## Task goal
Look through the data below. Collect every line where the word "name" occurs.

[[ Excerpted records, beginning ]]

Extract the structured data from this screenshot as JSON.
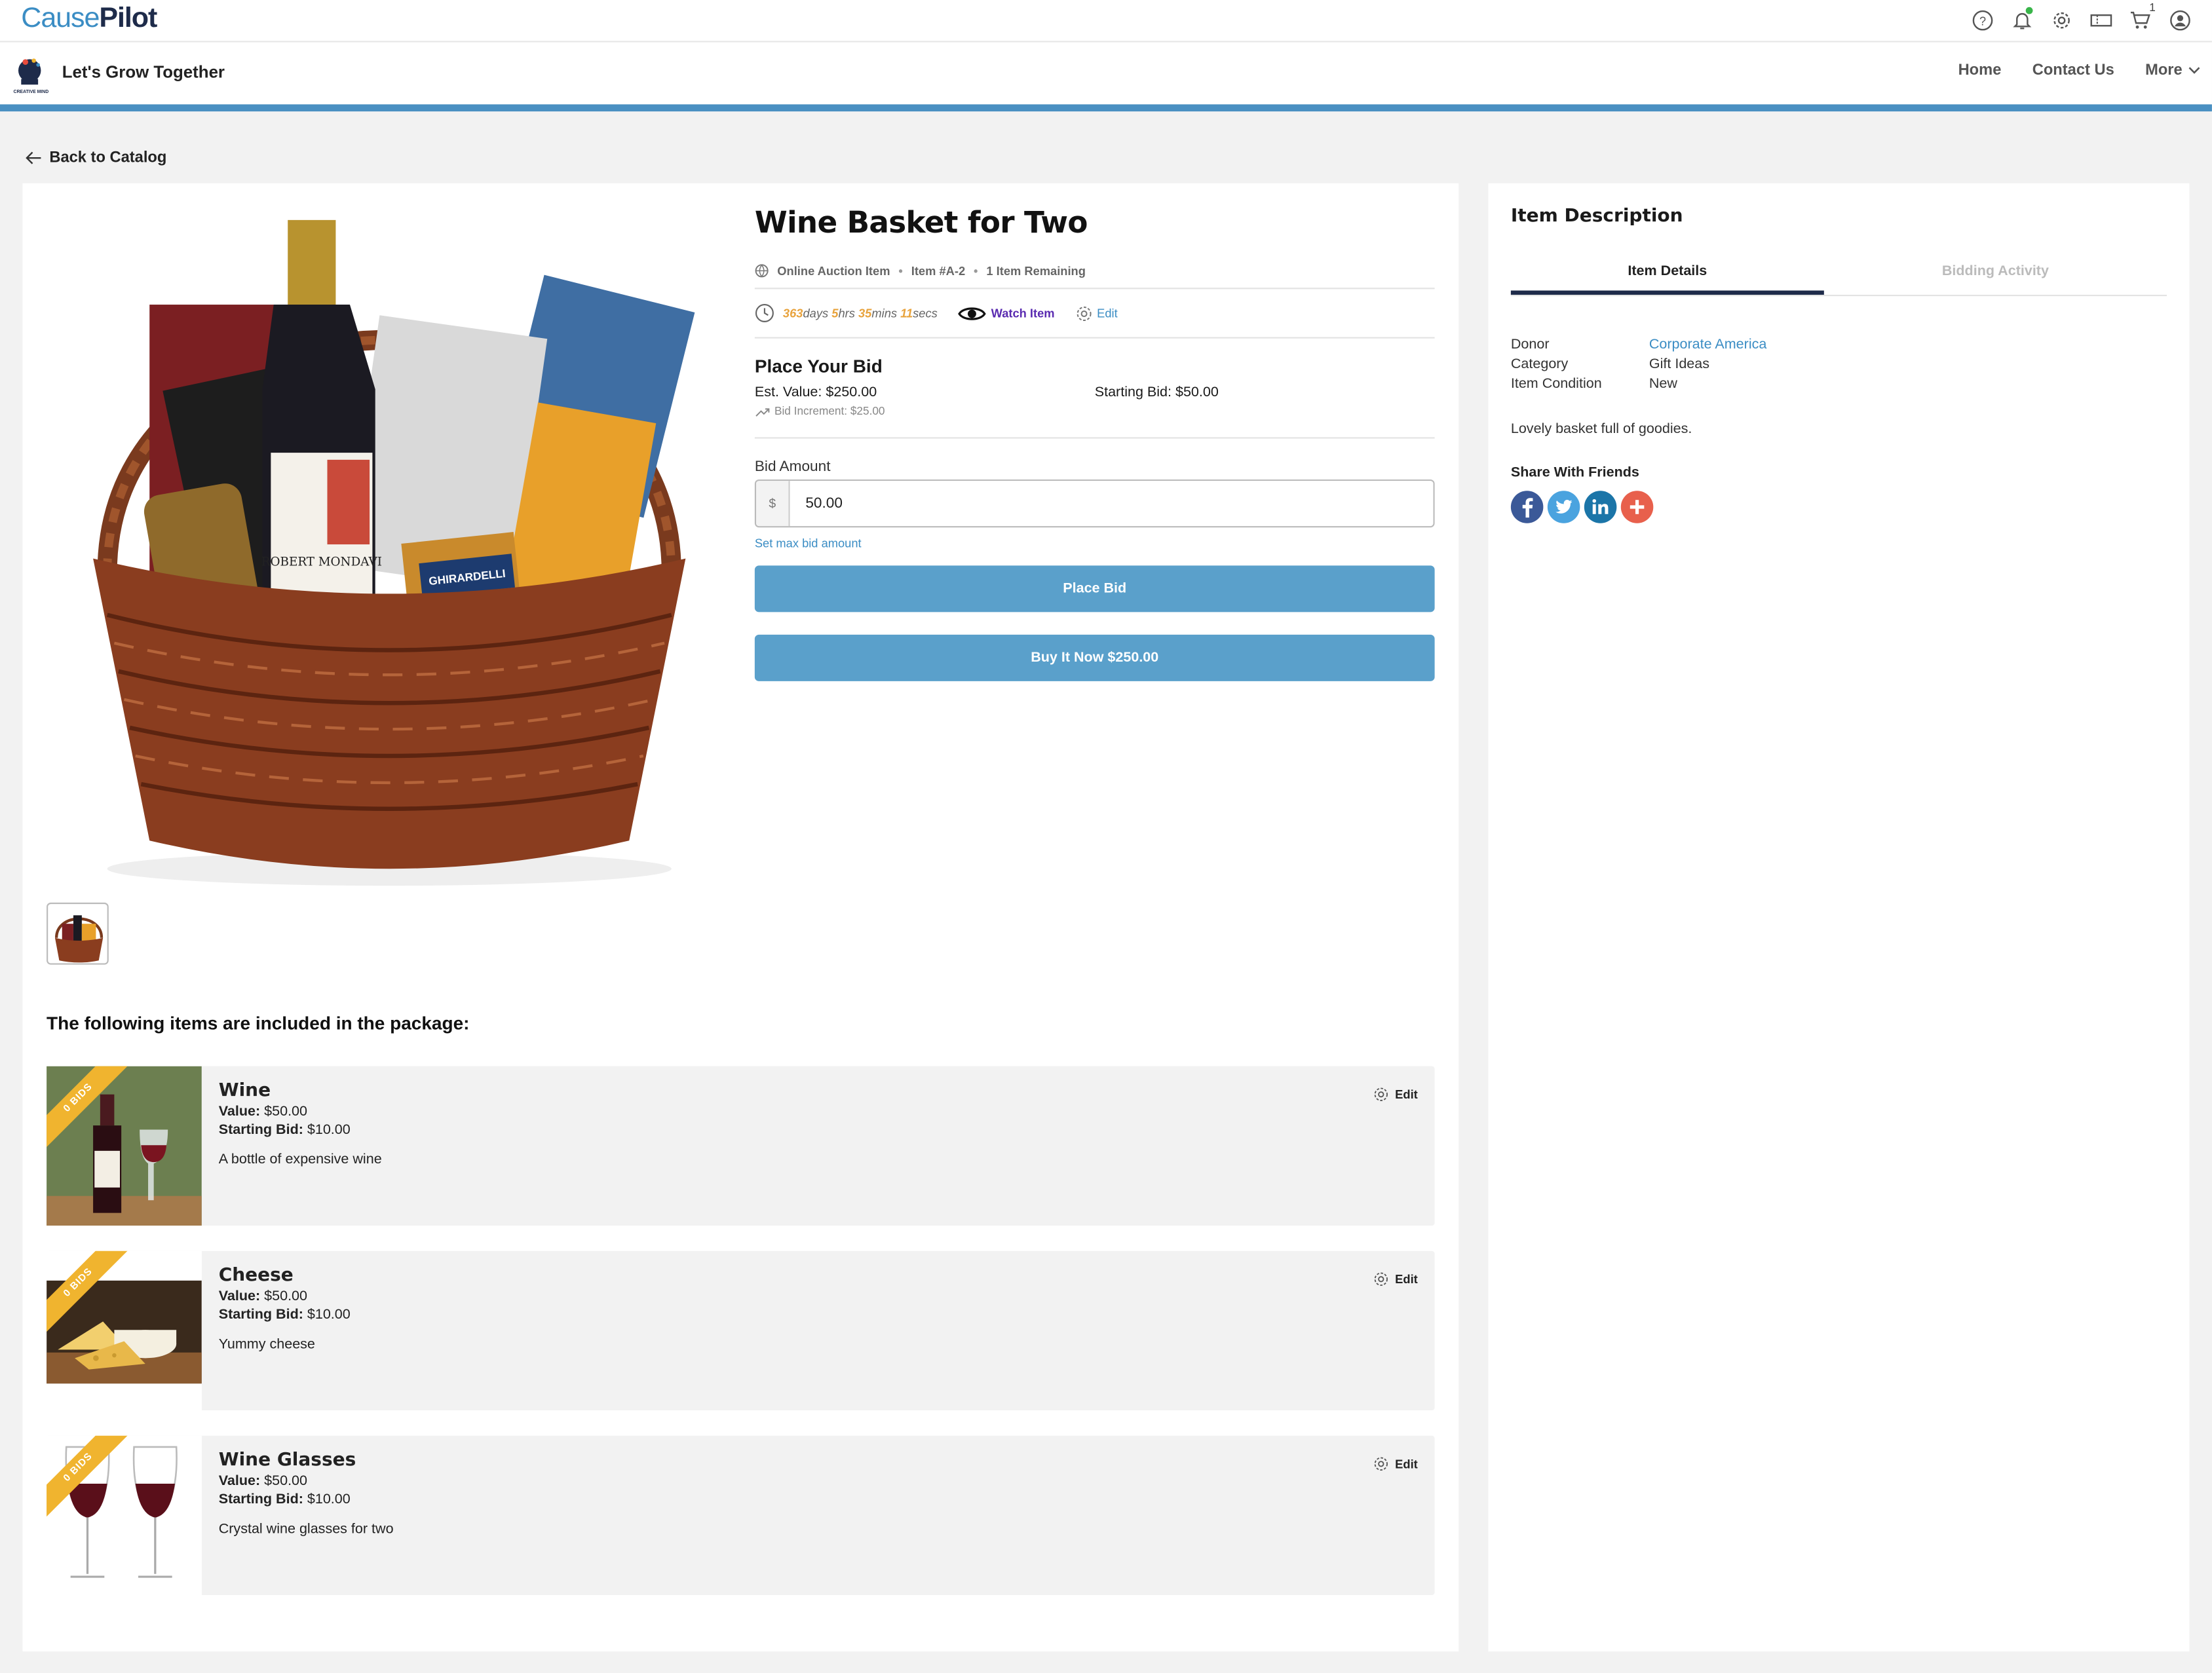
{
  "brand": {
    "part1": "Cause",
    "part2": "Pilot"
  },
  "top_icons": [
    "help-icon",
    "bell-icon",
    "gear-icon",
    "ticket-icon",
    "cart-icon",
    "user-icon"
  ],
  "cart_count": "1",
  "org": {
    "name": "Let's Grow Together",
    "logo_caption": "CREATIVE MIND"
  },
  "nav": {
    "home": "Home",
    "contact": "Contact Us",
    "more": "More"
  },
  "back_label": "Back to Catalog",
  "item": {
    "title": "Wine Basket for Two",
    "type": "Online Auction Item",
    "number": "Item #A-2",
    "remaining": "1 Item Remaining",
    "timer": {
      "days": "363",
      "days_u": "days",
      "hrs": "5",
      "hrs_u": "hrs",
      "mins": "35",
      "mins_u": "mins",
      "secs": "11",
      "secs_u": "secs"
    },
    "watch_label": "Watch Item",
    "edit_label": "Edit",
    "bid_heading": "Place Your Bid",
    "est_value": "Est. Value: $250.00",
    "starting_bid": "Starting Bid: $50.00",
    "increment": "Bid Increment: $25.00",
    "bid_amount_label": "Bid Amount",
    "currency": "$",
    "bid_value": "50.00",
    "max_bid_link": "Set max bid amount",
    "place_bid": "Place Bid",
    "buy_now": "Buy It Now $250.00"
  },
  "package_title": "The following items are included in the package:",
  "package_items": [
    {
      "name": "Wine",
      "value_label": "Value:",
      "value": " $50.00",
      "start_label": "Starting Bid:",
      "start": " $10.00",
      "desc": "A bottle of expensive wine",
      "bids": "0 BIDS",
      "edit": "Edit"
    },
    {
      "name": "Cheese",
      "value_label": "Value:",
      "value": " $50.00",
      "start_label": "Starting Bid:",
      "start": " $10.00",
      "desc": "Yummy cheese",
      "bids": "0 BIDS",
      "edit": "Edit"
    },
    {
      "name": "Wine Glasses",
      "value_label": "Value:",
      "value": " $50.00",
      "start_label": "Starting Bid:",
      "start": " $10.00",
      "desc": "Crystal wine glasses for two",
      "bids": "0 BIDS",
      "edit": "Edit"
    }
  ],
  "side": {
    "title": "Item Description",
    "tab_details": "Item Details",
    "tab_activity": "Bidding Activity",
    "donor_k": "Donor",
    "donor_v": "Corporate America",
    "category_k": "Category",
    "category_v": "Gift Ideas",
    "condition_k": "Item Condition",
    "condition_v": "New",
    "description": "Lovely basket full of goodies.",
    "share": "Share With Friends"
  },
  "colors": {
    "accent": "#4a90c2",
    "button": "#5aa0cb",
    "ribbon": "#f0b42f",
    "timer": "#e8a33d",
    "watch": "#5a2bb0"
  }
}
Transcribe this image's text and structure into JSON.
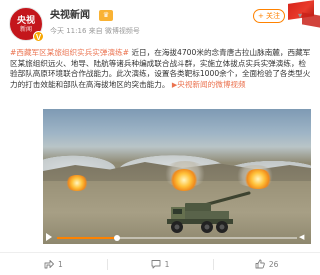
{
  "account": {
    "avatar_line1": "央视",
    "avatar_line2": "新闻",
    "name": "央视新闻",
    "time": "今天 11:16",
    "source_prefix": "来自",
    "source": "微博视频号",
    "follow_label": "+ 关注",
    "verified_mark": "V"
  },
  "post": {
    "hashtag": "#西藏军区某旅组织实兵实弹演练#",
    "text": " 近日，在海拔4700米的念青唐古拉山脉南麓，西藏军区某旅组织远火、地导、陆航等诸兵种编成联合战斗群，实施立体拔点实兵实弹演练，检验部队高原环境联合作战能力。此次演练，设置各类靶标1000余个，全面检验了各类型火力的打击效能和部队在高海拔地区的突击能力。",
    "link_icon": "▶",
    "link_label": "央视新闻的微博视频"
  },
  "video": {
    "progress": 0.25
  },
  "actions": {
    "share": "1",
    "comment": "1",
    "like": "26"
  },
  "colors": {
    "accent": "#ff8200",
    "link": "#eb7350",
    "brand": "#c4161c"
  }
}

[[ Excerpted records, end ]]

## Output for this task
    "name": "Let's Grow Together",
      "name": "Wine",
      "name": "Cheese",
      "name": "Wine Glasses",
    "name": "央视新闻",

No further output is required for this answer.